YOUR GOAL:
Each record below should be written out again exactly.
^^^^
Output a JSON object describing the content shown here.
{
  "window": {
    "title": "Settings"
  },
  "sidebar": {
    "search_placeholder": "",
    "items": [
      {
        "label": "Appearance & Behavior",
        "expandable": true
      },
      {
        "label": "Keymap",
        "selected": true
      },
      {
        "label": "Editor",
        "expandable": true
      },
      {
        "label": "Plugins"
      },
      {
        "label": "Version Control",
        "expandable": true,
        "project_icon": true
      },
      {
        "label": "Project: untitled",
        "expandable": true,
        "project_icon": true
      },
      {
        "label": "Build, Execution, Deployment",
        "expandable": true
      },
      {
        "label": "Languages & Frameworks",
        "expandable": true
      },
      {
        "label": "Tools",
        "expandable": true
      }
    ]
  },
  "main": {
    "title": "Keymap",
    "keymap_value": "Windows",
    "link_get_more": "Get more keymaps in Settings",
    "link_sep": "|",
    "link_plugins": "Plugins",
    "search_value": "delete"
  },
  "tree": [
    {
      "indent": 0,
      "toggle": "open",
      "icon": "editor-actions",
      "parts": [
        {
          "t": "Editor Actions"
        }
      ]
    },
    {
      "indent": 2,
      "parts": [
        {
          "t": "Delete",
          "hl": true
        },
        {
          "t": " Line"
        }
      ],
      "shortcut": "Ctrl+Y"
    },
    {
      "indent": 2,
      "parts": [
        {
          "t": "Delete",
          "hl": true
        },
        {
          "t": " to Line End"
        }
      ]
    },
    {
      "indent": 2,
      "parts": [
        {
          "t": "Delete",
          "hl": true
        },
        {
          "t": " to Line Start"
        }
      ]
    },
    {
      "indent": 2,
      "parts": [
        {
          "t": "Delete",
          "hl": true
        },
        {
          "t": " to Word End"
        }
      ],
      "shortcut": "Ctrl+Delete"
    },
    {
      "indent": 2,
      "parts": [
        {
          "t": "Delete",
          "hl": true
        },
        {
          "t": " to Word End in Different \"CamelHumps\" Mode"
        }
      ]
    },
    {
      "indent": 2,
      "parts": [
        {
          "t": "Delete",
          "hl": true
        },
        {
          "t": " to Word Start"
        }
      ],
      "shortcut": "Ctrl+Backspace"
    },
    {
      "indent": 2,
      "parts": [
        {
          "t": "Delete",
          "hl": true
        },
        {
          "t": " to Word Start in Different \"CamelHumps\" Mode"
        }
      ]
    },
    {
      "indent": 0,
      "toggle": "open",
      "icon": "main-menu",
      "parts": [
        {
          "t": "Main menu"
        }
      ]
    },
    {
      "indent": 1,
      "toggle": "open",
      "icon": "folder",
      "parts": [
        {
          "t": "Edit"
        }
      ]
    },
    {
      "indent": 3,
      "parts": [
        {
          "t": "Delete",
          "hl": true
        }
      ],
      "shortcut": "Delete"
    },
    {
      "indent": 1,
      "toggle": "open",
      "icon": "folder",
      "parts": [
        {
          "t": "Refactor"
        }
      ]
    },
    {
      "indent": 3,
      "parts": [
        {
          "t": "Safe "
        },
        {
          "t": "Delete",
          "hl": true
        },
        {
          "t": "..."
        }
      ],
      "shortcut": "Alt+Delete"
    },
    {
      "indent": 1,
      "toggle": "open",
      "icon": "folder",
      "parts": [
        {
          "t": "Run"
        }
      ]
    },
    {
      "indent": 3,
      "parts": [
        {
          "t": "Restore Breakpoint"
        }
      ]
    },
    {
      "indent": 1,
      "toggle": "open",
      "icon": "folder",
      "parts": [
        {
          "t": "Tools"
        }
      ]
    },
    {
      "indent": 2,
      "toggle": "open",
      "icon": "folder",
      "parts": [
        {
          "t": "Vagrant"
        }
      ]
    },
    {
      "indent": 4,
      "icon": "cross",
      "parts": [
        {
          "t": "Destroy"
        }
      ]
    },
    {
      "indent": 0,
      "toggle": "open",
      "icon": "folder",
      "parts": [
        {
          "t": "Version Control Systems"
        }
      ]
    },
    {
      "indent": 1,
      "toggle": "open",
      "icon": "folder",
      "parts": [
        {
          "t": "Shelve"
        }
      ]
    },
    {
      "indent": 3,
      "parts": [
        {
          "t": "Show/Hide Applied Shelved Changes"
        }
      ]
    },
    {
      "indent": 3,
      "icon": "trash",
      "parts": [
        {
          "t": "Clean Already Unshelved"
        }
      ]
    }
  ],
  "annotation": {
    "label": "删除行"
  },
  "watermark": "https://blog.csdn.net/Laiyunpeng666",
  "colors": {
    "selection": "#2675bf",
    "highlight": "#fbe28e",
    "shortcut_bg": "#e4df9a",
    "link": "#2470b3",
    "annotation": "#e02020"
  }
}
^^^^
ANSWER TO THE PROBLEM:
Output a JSON object describing the content shown here.
{
  "window": {
    "title": "Settings"
  },
  "sidebar": {
    "search_placeholder": "",
    "items": [
      {
        "label": "Appearance & Behavior",
        "expandable": true
      },
      {
        "label": "Keymap",
        "selected": true
      },
      {
        "label": "Editor",
        "expandable": true
      },
      {
        "label": "Plugins"
      },
      {
        "label": "Version Control",
        "expandable": true,
        "project_icon": true
      },
      {
        "label": "Project: untitled",
        "expandable": true,
        "project_icon": true
      },
      {
        "label": "Build, Execution, Deployment",
        "expandable": true
      },
      {
        "label": "Languages & Frameworks",
        "expandable": true
      },
      {
        "label": "Tools",
        "expandable": true
      }
    ]
  },
  "main": {
    "title": "Keymap",
    "keymap_value": "Windows",
    "link_get_more": "Get more keymaps in Settings",
    "link_sep": "|",
    "link_plugins": "Plugins",
    "search_value": "delete"
  },
  "tree": [
    {
      "indent": 0,
      "toggle": "open",
      "icon": "editor-actions",
      "parts": [
        {
          "t": "Editor Actions"
        }
      ]
    },
    {
      "indent": 2,
      "parts": [
        {
          "t": "Delete",
          "hl": true
        },
        {
          "t": " Line"
        }
      ],
      "shortcut": "Ctrl+Y"
    },
    {
      "indent": 2,
      "parts": [
        {
          "t": "Delete",
          "hl": true
        },
        {
          "t": " to Line End"
        }
      ]
    },
    {
      "indent": 2,
      "parts": [
        {
          "t": "Delete",
          "hl": true
        },
        {
          "t": " to Line Start"
        }
      ]
    },
    {
      "indent": 2,
      "parts": [
        {
          "t": "Delete",
          "hl": true
        },
        {
          "t": " to Word End"
        }
      ],
      "shortcut": "Ctrl+Delete"
    },
    {
      "indent": 2,
      "parts": [
        {
          "t": "Delete",
          "hl": true
        },
        {
          "t": " to Word End in Different \"CamelHumps\" Mode"
        }
      ]
    },
    {
      "indent": 2,
      "parts": [
        {
          "t": "Delete",
          "hl": true
        },
        {
          "t": " to Word Start"
        }
      ],
      "shortcut": "Ctrl+Backspace"
    },
    {
      "indent": 2,
      "parts": [
        {
          "t": "Delete",
          "hl": true
        },
        {
          "t": " to Word Start in Different \"CamelHumps\" Mode"
        }
      ]
    },
    {
      "indent": 0,
      "toggle": "open",
      "icon": "main-menu",
      "parts": [
        {
          "t": "Main menu"
        }
      ]
    },
    {
      "indent": 1,
      "toggle": "open",
      "icon": "folder",
      "parts": [
        {
          "t": "Edit"
        }
      ]
    },
    {
      "indent": 3,
      "parts": [
        {
          "t": "Delete",
          "hl": true
        }
      ],
      "shortcut": "Delete"
    },
    {
      "indent": 1,
      "toggle": "open",
      "icon": "folder",
      "parts": [
        {
          "t": "Refactor"
        }
      ]
    },
    {
      "indent": 3,
      "parts": [
        {
          "t": "Safe "
        },
        {
          "t": "Delete",
          "hl": true
        },
        {
          "t": "..."
        }
      ],
      "shortcut": "Alt+Delete"
    },
    {
      "indent": 1,
      "toggle": "open",
      "icon": "folder",
      "parts": [
        {
          "t": "Run"
        }
      ]
    },
    {
      "indent": 3,
      "parts": [
        {
          "t": "Restore Breakpoint"
        }
      ]
    },
    {
      "indent": 1,
      "toggle": "open",
      "icon": "folder",
      "parts": [
        {
          "t": "Tools"
        }
      ]
    },
    {
      "indent": 2,
      "toggle": "open",
      "icon": "folder",
      "parts": [
        {
          "t": "Vagrant"
        }
      ]
    },
    {
      "indent": 4,
      "icon": "cross",
      "parts": [
        {
          "t": "Destroy"
        }
      ]
    },
    {
      "indent": 0,
      "toggle": "open",
      "icon": "folder",
      "parts": [
        {
          "t": "Version Control Systems"
        }
      ]
    },
    {
      "indent": 1,
      "toggle": "open",
      "icon": "folder",
      "parts": [
        {
          "t": "Shelve"
        }
      ]
    },
    {
      "indent": 3,
      "parts": [
        {
          "t": "Show/Hide Applied Shelved Changes"
        }
      ]
    },
    {
      "indent": 3,
      "icon": "trash",
      "parts": [
        {
          "t": "Clean Already Unshelved"
        }
      ]
    }
  ],
  "annotation": {
    "label": "删除行"
  },
  "watermark": "https://blog.csdn.net/Laiyunpeng666",
  "colors": {
    "selection": "#2675bf",
    "highlight": "#fbe28e",
    "shortcut_bg": "#e4df9a",
    "link": "#2470b3",
    "annotation": "#e02020"
  }
}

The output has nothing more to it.